What’s Screening: June 11 – 17

The United Film Festival runs through this week, and Frameline, the big LGBT festival, opens Thursday. And speaking of that:

B The Secret Diaries of Miss Anne Lister, Castro, Thursday, 7:00. Basically a lesbian Merchant-Ivory picture set in early 19th-century England, this film dramatizes the diaryannelister actual diaries of the real Anne Lister. As close to out of the closet as one could be in 1815, Anne suffers heartbreak when the love of her life marries an old man for his money, destroying her dream of a secret marriage. Writer Jane English and director James Kent show grace and economy in the telling her story, which they fill with top hats, bustles, corsets, very proper diction, and great British actors behaving civilized and polite while barely keeping their passions in check. Not an earth-shattering piece of art, but very good. Frameline’s opening night show.

Bruce Springsteen & the E Street Band’s London Calling: Live In Hyde Park , Balboa, Thursday.  This new HD concert video gets its Bay Area premiere at this benefit for the Danny Fund/Melanoma Research Alliance. Recorded last summer in Hyde Park, this 90-minute “theatrical cut” includes 13 songs, including Badlands, Born to Run, and American Land. The DVD version, apparently, will be longer.

Tokyo Story, VIZ Cinema, Saturday, Sunday, Monday, and Thursday. I’m not giving this film a grade because, frankly, it’s been way too long since I’ve seen it. But I suspect I would give it an A. Shot in that simple, direct, Ozu style, it examines an elderly couple and their children as life is coming to an end. If I recall it properly, the direct approach makes the story all the more heart-rending.

The rest is Kurosawa:

A The Lower Depths, Pacific Film Archive, lowerdepthsThursday, 7:00. Kurosawa’s follow-up to Throne of Blood succeeds on almost every level, despite it’s feeling like a filmed stage play (which it is). Set in a grim flophouse in the 19th century (and based on the play by Maxim Gorky), the film examines several characters at the very bottom of the economic ladder. It’s depressing, of course, but it’s also warm, sardonic, and funny. A rare Kurosawa period piece without swordplay. Read my Kurosawa Diary entry. Part of the PFA’s Akira Kurosawa Centennial.

A Red Beard, Pacific Film Archive, Saturday, 7:15. Akira Kurosawa never stated his central theme, the importance of kindness and charity in a cruel universe, more powerfully or directly than in this three-hour, 1965 epic.
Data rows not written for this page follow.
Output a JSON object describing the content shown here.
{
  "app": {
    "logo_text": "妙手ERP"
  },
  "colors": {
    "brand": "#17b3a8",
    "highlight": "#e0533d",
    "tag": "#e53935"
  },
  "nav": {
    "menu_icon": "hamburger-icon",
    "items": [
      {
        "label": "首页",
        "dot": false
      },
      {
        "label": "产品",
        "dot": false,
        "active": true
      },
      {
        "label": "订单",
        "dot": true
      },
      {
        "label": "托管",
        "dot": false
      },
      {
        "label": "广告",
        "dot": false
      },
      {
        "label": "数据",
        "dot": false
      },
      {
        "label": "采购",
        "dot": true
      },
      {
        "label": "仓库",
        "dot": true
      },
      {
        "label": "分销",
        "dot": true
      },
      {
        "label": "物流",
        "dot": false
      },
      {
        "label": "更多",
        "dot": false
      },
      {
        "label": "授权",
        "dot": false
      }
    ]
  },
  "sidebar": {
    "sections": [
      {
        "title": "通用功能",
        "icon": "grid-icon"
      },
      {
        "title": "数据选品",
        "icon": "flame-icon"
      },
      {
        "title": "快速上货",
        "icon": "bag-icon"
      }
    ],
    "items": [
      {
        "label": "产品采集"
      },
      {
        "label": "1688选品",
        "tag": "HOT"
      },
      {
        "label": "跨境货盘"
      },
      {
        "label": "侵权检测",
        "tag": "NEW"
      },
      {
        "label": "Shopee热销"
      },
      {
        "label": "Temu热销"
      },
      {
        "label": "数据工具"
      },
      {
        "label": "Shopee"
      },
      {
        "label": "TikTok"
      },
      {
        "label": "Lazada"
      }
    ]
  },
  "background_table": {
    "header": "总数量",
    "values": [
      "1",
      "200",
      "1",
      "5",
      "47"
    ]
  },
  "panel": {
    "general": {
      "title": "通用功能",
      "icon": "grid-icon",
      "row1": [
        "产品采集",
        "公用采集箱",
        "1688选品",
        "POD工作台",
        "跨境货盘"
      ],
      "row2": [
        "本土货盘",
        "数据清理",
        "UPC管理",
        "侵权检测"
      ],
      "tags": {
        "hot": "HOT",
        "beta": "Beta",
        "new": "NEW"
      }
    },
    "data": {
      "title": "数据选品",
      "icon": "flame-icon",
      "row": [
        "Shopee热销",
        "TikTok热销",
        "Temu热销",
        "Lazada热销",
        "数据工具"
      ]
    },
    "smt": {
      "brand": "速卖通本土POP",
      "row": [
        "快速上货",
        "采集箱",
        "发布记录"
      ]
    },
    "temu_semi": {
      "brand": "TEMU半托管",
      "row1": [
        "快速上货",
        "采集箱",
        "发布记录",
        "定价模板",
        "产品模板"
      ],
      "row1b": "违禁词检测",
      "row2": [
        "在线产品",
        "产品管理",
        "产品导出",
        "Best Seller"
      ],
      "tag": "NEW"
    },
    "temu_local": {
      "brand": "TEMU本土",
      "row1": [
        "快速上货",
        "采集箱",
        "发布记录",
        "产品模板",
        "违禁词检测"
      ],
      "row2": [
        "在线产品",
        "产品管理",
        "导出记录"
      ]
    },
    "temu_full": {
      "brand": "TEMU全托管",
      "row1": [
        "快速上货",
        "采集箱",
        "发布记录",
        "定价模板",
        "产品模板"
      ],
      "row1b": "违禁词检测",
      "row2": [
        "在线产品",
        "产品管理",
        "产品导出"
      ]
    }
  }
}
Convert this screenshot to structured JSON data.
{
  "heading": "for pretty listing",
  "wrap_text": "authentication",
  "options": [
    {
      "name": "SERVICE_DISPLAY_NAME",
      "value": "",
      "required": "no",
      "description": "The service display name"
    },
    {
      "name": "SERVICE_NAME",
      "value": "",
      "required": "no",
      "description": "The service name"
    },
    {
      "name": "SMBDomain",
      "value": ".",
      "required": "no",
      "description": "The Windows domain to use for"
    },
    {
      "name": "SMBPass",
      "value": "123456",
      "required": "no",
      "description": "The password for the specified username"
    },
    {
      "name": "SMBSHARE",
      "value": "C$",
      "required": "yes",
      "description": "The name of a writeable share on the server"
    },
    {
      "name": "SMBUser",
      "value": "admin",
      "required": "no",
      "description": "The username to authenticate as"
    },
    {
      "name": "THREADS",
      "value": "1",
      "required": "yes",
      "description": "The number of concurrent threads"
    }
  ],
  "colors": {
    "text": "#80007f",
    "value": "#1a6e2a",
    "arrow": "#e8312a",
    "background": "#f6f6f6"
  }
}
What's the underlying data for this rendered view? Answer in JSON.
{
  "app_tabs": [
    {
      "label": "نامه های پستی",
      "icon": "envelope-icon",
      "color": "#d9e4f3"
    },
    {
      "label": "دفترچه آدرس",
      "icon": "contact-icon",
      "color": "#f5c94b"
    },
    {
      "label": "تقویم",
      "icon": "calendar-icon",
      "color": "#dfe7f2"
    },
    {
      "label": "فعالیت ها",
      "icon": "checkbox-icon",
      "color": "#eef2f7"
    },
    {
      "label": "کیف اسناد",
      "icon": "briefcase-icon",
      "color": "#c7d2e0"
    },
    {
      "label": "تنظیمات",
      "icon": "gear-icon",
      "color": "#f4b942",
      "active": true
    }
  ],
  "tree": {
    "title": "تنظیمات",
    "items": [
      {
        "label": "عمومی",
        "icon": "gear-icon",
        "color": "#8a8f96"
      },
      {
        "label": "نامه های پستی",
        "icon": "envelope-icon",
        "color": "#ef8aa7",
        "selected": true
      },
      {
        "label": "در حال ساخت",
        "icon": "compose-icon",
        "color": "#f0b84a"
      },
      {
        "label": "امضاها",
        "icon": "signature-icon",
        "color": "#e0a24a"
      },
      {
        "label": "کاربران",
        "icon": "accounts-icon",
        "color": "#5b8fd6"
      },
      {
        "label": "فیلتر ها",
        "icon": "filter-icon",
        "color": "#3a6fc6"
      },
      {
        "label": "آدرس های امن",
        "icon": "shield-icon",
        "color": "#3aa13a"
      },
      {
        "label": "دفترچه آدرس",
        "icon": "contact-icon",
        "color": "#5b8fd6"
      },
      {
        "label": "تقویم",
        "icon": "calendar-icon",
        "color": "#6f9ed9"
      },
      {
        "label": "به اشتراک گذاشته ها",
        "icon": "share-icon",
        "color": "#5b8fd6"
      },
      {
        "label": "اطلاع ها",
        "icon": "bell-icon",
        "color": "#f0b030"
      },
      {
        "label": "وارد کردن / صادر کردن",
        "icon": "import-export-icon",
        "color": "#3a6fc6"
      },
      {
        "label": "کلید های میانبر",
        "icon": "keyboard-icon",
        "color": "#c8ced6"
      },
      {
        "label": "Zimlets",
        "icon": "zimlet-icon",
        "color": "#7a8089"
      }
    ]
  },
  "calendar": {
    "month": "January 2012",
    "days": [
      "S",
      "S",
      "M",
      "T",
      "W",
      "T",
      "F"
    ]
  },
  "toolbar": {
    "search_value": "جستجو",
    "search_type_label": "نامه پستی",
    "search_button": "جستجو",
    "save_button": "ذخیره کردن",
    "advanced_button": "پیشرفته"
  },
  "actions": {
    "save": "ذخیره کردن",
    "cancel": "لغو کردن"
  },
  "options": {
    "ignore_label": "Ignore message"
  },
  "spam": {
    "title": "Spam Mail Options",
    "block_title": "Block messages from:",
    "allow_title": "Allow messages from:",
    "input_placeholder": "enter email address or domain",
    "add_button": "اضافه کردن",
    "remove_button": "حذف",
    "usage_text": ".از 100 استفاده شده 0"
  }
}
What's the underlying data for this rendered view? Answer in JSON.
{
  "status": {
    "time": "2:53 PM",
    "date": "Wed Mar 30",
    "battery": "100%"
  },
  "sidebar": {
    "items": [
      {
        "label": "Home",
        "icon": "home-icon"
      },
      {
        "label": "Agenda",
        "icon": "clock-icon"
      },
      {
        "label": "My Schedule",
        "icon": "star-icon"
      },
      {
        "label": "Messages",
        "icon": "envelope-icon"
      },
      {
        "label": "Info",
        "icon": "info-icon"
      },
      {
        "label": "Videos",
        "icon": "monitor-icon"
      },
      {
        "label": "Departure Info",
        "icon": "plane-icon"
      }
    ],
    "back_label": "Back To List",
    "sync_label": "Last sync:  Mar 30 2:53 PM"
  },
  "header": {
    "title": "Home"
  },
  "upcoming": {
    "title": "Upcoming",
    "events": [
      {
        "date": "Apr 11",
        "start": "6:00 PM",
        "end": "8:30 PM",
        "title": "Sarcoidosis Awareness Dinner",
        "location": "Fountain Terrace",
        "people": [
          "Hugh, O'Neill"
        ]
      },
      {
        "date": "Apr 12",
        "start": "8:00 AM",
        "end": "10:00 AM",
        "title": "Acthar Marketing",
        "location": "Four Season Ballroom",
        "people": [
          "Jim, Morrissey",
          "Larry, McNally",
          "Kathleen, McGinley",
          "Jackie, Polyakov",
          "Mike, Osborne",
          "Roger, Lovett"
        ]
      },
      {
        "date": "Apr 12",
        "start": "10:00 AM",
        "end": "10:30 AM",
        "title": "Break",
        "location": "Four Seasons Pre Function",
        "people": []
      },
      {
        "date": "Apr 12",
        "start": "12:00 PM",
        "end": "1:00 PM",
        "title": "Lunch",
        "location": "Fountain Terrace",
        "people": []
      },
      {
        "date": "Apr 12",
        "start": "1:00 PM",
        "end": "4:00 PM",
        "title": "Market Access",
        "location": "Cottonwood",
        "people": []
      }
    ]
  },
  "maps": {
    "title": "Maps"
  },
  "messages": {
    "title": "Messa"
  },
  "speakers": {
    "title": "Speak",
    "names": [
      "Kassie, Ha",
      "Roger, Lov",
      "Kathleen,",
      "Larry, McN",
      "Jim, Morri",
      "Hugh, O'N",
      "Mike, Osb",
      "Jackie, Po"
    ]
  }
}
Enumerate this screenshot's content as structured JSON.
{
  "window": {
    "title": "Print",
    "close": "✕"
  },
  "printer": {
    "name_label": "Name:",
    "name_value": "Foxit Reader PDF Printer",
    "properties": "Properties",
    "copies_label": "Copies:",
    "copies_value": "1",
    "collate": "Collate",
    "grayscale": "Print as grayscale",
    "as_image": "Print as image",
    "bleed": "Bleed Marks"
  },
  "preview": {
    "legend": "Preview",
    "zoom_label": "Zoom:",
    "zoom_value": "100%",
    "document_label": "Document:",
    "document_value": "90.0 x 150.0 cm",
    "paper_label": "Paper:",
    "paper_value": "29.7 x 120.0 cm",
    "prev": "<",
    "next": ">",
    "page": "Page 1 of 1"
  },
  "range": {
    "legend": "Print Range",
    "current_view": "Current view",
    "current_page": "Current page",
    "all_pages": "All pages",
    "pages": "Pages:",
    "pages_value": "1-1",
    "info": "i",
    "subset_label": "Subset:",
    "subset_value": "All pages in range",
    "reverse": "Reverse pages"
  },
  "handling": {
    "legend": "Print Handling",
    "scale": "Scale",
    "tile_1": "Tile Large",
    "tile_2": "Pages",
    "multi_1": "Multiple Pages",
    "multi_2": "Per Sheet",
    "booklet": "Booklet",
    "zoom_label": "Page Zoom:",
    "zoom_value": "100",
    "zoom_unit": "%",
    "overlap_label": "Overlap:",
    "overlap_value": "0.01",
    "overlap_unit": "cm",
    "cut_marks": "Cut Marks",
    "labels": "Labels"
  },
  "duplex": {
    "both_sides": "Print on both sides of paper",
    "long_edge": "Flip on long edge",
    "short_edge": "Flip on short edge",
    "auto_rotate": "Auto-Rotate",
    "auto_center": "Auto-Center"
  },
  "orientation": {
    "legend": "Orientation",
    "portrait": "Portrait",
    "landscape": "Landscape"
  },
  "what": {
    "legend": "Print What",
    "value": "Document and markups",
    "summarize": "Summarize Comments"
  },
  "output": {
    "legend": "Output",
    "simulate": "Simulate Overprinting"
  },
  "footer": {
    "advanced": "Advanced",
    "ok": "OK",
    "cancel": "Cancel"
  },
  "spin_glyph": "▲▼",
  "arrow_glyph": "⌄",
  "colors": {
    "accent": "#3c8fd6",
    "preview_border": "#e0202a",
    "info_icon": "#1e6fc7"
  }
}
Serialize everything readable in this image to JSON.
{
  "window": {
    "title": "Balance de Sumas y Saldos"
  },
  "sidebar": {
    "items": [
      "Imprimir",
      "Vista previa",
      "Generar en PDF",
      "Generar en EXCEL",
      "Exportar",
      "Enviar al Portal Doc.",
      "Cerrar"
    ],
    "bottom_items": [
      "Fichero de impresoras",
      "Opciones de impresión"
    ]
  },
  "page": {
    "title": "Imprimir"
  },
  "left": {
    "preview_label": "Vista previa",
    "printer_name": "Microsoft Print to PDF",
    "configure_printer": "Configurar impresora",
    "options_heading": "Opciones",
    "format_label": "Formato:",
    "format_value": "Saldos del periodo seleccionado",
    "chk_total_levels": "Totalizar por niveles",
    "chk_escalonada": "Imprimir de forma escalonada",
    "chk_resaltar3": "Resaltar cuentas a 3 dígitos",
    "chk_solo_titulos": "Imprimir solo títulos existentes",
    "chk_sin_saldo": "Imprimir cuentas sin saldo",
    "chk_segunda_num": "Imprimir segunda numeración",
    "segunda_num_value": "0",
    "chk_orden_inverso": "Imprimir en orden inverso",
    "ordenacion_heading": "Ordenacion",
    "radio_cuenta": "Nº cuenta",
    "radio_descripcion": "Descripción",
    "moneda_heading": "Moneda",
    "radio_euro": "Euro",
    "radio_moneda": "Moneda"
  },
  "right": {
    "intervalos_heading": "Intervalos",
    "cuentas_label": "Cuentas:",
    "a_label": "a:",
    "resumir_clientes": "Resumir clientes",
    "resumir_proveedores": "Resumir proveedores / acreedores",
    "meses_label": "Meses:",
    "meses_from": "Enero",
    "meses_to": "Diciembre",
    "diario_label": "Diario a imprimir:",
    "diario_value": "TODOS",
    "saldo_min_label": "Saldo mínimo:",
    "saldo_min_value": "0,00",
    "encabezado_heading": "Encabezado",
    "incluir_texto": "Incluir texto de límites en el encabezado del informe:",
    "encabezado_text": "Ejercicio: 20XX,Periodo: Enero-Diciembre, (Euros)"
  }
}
A samurai movie without swordfights (but with one fantastic judo fight), Red Beard concentrates on human suffering and what must be done to relieve it. Toshiro Mifune, in his last performance for Kurosawa, plays a doctor in a mid-19th century slum clinic, desperately fighting corruption and exploitation as well as disease. The story is told through the eyes of an arrogant young intern (Yuzo Kayama), shocked to discover that he’s been assigned to work with patients he views as beneath him. I haven’t yet gotten to Red Beard in my Kurosawa Diary, so there’s no entry for it. Another part of the PFA’s Akira Kurosawa Centennial.

B+ I Live in Fear, Pacific Film Archive, Sunday, 7:35. Also known as  Record of a Living Being, this is easily the worst work from Kurosawa’s best period (1952 – iliveinfear1965). The story concerns an aging industrialist (Toshiro Mifune, made up to look twice his 35 years) driven insane, or at least irrational, by his fear of the the atom bomb. Convinced that only people in South America will survive World War III, he wants to move his entire family to Brazil. That family, meanwhile, is trying to declare him mentally incompetent before he wastes all of his money on this endeavor. You can read my Kurosawa Diary entry for more information. Yet another part of the PFA’s summer-long Akira Kurosawa Centennial.